Uncomfortable Conversations

I once heard Tim Ferriss say that "A person's success in life can usually be measured by the number of uncomfortable conversations he or she is willing to have." I don't know if that's true, but it seems definitely, very much, certainly true. 

I Was Wrong

Nothing more clearly shows me how often I am wrong than my journal. When I look back over that last few years worth of entries, it's painful to see how many times I was incorrect about decisions and the results of those decisions. But, I don't think the percentage of decisions we get right is necessarily what matters. I think it's the number of decisions we make. Isn't it so much better to look back and see a path full of course corrections than a path of inactivity because we were simply afraid to be wrong?

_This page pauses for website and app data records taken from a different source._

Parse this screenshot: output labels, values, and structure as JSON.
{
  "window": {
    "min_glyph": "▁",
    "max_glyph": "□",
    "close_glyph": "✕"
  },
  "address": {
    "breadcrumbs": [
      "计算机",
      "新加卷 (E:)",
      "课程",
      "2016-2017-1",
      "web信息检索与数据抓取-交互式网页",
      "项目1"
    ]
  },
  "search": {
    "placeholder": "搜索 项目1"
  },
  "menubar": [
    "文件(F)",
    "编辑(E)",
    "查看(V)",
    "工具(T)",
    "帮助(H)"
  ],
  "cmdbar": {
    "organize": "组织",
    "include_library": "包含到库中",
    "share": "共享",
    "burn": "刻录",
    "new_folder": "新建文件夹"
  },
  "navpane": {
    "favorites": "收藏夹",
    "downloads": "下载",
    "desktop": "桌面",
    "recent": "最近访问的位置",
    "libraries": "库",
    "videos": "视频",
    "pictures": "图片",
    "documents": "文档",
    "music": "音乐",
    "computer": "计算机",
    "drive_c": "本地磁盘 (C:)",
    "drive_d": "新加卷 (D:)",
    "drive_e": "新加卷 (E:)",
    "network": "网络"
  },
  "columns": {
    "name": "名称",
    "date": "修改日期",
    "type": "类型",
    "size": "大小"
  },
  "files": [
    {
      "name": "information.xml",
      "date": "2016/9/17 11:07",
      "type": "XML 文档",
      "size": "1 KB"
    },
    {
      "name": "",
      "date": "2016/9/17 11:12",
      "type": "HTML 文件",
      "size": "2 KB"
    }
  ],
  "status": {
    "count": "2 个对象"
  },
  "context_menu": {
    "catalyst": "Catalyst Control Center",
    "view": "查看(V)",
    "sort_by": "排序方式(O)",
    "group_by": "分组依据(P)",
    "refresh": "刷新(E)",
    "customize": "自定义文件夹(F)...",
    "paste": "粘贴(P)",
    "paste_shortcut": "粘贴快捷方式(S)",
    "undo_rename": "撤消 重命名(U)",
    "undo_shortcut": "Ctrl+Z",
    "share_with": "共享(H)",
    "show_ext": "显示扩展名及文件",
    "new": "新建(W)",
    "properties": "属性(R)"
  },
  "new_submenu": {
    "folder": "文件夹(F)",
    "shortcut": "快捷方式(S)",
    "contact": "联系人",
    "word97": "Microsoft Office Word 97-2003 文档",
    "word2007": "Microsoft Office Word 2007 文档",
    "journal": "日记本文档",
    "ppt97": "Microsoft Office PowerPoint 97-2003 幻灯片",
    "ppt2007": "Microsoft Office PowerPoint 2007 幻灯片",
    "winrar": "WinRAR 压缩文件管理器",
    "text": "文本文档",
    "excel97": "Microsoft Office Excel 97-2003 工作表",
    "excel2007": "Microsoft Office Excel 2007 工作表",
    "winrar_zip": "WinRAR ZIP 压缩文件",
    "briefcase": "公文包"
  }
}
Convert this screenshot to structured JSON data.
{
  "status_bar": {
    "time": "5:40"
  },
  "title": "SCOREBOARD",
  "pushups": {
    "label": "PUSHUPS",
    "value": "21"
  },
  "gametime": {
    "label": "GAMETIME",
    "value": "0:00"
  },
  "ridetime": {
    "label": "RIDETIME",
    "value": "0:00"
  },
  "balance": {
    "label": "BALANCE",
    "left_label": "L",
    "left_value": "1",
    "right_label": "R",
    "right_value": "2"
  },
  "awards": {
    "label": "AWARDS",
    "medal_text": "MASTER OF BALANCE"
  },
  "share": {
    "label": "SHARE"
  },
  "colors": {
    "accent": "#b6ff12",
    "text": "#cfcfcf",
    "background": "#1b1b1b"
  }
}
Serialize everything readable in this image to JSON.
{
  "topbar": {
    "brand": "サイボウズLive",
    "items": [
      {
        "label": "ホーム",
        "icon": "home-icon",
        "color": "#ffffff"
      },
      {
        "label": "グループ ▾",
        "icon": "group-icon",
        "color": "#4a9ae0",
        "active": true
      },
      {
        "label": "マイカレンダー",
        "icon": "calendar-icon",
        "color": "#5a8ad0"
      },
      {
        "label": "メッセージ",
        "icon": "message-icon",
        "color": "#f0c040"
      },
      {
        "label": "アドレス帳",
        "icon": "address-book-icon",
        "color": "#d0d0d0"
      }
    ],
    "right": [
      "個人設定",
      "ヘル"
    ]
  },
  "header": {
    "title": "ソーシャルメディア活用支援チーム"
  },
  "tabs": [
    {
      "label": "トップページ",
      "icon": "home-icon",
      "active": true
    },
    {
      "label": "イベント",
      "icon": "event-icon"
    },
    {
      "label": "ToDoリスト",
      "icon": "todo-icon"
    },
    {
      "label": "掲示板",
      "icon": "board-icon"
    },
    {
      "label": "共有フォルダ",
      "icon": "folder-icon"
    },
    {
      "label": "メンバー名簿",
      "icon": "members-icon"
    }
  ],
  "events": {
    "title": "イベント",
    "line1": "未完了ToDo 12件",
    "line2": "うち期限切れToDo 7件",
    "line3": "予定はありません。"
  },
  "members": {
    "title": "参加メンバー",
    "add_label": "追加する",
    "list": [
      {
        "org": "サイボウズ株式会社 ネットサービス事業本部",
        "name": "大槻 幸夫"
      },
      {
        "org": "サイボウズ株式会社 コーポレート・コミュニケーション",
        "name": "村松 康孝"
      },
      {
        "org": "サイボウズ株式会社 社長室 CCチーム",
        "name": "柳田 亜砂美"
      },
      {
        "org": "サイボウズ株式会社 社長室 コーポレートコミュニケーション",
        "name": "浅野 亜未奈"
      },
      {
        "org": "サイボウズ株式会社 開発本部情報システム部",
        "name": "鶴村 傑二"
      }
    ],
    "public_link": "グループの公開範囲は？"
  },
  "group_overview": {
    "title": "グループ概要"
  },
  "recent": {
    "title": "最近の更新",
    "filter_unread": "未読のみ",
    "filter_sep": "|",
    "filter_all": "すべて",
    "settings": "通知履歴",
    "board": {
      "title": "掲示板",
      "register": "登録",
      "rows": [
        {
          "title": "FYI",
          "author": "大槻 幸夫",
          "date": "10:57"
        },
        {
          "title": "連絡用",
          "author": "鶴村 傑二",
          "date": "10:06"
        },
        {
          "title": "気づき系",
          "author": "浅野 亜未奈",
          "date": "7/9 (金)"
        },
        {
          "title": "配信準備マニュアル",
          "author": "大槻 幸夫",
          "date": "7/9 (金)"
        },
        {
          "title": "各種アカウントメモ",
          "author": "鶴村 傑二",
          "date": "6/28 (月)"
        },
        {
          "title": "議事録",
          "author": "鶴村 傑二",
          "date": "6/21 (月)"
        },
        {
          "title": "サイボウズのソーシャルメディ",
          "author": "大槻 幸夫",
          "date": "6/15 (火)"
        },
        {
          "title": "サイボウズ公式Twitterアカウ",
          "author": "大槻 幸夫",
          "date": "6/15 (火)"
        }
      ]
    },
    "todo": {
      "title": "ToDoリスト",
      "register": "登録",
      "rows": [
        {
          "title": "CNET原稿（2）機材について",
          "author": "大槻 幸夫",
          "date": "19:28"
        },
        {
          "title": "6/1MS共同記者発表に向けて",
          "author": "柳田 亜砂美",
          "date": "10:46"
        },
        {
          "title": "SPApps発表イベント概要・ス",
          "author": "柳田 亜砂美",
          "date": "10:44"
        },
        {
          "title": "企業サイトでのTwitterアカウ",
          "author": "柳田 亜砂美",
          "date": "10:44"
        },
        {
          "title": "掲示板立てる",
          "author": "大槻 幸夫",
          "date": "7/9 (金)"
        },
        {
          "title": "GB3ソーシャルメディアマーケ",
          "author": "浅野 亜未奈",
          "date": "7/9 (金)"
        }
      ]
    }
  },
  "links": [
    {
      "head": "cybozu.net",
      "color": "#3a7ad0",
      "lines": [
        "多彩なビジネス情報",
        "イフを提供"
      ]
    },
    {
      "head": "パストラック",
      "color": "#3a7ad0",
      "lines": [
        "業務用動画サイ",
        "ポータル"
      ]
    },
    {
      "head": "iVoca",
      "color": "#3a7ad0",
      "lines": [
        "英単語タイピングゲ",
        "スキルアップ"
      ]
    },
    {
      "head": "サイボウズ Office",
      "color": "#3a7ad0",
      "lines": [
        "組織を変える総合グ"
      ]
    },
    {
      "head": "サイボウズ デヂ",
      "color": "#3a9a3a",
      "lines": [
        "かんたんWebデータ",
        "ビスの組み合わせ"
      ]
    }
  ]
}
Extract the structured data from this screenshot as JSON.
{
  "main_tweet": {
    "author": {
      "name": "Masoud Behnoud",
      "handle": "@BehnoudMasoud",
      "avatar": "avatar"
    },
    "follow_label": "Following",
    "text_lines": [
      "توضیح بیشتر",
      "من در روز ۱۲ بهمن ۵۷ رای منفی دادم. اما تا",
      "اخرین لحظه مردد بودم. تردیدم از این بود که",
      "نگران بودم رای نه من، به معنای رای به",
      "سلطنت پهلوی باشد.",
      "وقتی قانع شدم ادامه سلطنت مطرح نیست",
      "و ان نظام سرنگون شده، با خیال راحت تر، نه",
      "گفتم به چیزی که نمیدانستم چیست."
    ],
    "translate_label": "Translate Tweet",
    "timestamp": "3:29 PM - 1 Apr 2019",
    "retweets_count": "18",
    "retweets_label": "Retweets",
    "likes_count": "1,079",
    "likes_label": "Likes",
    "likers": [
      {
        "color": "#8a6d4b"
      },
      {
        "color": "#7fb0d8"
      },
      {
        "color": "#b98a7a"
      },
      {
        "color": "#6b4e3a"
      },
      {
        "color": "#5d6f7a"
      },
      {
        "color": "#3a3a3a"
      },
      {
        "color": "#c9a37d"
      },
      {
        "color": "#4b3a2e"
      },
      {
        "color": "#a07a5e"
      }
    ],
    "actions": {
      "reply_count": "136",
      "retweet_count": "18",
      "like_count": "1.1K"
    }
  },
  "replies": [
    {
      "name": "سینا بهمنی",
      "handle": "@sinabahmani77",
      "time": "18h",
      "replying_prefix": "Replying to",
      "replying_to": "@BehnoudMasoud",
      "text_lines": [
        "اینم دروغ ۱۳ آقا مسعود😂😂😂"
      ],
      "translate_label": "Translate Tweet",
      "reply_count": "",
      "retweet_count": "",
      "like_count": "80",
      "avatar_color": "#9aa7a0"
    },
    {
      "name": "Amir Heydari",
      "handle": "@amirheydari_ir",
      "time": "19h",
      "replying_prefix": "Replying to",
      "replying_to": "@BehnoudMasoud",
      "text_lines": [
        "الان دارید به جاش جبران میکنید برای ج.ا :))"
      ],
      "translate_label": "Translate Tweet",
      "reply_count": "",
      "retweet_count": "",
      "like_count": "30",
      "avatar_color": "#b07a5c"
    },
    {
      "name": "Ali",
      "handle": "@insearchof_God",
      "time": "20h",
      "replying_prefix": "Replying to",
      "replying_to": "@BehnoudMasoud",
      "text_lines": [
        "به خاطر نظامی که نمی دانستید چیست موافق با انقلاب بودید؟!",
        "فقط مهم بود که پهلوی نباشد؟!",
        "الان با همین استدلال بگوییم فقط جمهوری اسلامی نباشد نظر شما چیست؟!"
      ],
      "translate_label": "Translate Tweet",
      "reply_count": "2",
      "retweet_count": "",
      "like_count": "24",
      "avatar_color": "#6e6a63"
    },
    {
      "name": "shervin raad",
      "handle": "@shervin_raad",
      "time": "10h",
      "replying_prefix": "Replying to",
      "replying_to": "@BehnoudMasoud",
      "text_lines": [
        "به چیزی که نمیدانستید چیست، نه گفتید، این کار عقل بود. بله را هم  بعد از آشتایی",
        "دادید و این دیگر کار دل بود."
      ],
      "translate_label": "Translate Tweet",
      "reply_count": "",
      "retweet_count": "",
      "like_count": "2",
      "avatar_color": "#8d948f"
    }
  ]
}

It's Not Fair

So much of life and business isn't fair.  It's not fair that your team misunderstood what you said despite your best intentions, that a customer left a scathing review about something that never actually happened, that your competitor said that stupid thing they said.

A lot of things happen that just shouldn't. While I don't recommend that we throw up our hands and take whatever comes our way, I'm also not sure the fight for fairness is worth it. It seems far more valuable to focus on our response to the inevitable than to seek its impossible elimination. Fighting for the fair and equal treatment of all humans is a necessary and just endeavor. Fighting for fairness for yourself is, generally, just a waste of time.